The “family” in this series is The Fellowship, a press-shy group that ministers to government leaders. The biggest downfall of the series is that, a few brief interludes excepted, it relies almost entirely on the testimony of a single man: author Jeff Sharlet. This would be problematic even if Sharlet hadn’t built his career by suggesting the philandering pols of C Street represent a wider Cosa Nostra of Christianity. The series provides adequate proof that the Fellowship is committed to, if not secrecy, at least flying under the radar, but it reads sinister motives into the group’s behavior to such a degree it becomes laughable.
Anyone who grew up going to church in the 1980s and 1990s has heard common phrases like “Jesus plus nothing” or expressions of waiting on God for direction. These are not evangelical code language for secret plots. And because pedestrian sins like greed and adultery are apparently not enough, the show implies that Fellowship members marshaling support for traditional marriage and the sanctity of life is uniquely treacherous.
This is all frustrating because the series had ample provocation to explore far more worthwhile territory.
When a Russian Christian sets aside the totality of the New Testament to parrot the Fellowship ideal of courting the powerful because of a single verse in Acts, we cringe from the Biblical illiteracy.
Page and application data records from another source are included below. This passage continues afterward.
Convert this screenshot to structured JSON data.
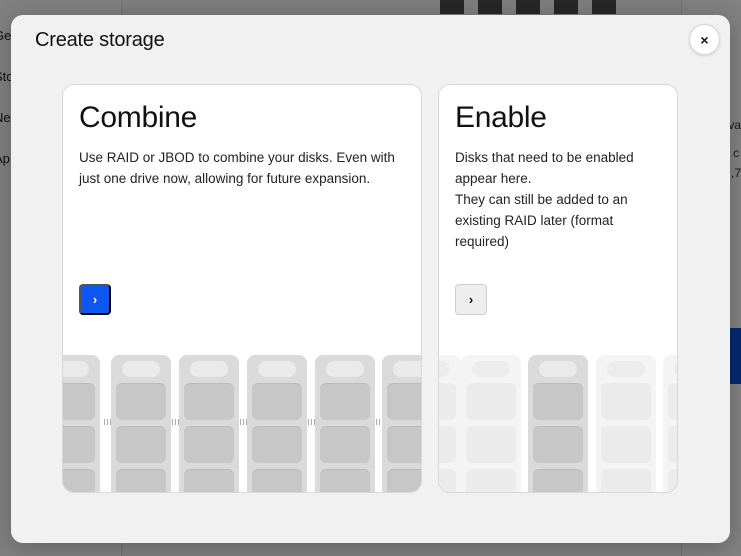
{
  "background": {
    "sidebar_items": [
      "Ge",
      "Sto",
      "Ne",
      "Ap"
    ],
    "right_labels": [
      "va",
      "c",
      ",7"
    ]
  },
  "modal": {
    "title": "Create storage",
    "close_label": "×"
  },
  "cards": {
    "combine": {
      "title": "Combine",
      "description": "Use RAID or JBOD to combine your disks. Even with just one drive now, allowing for future expansion.",
      "button_label": "›"
    },
    "enable": {
      "title": "Enable",
      "description_lines": [
        "Disks that need to be enabled appear here.",
        "They can still be added to an existing RAID later (format required)"
      ],
      "button_label": "›"
    }
  },
  "colors": {
    "primary": "#0b57f0",
    "modal_bg": "#f1f1f1",
    "card_bg": "#ffffff"
  }
}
The filmmakers rightly look askance at a positive-thinking, prosperity Christianity and the idea that any believer should have a rock-solid certainty he’s called to great leadership. But then it commits the equal error of calling for evangelicals to prove their principles with political resistance in this present era. It misses that both the resister and conspirator may sin if their foremost concern is with political power at all.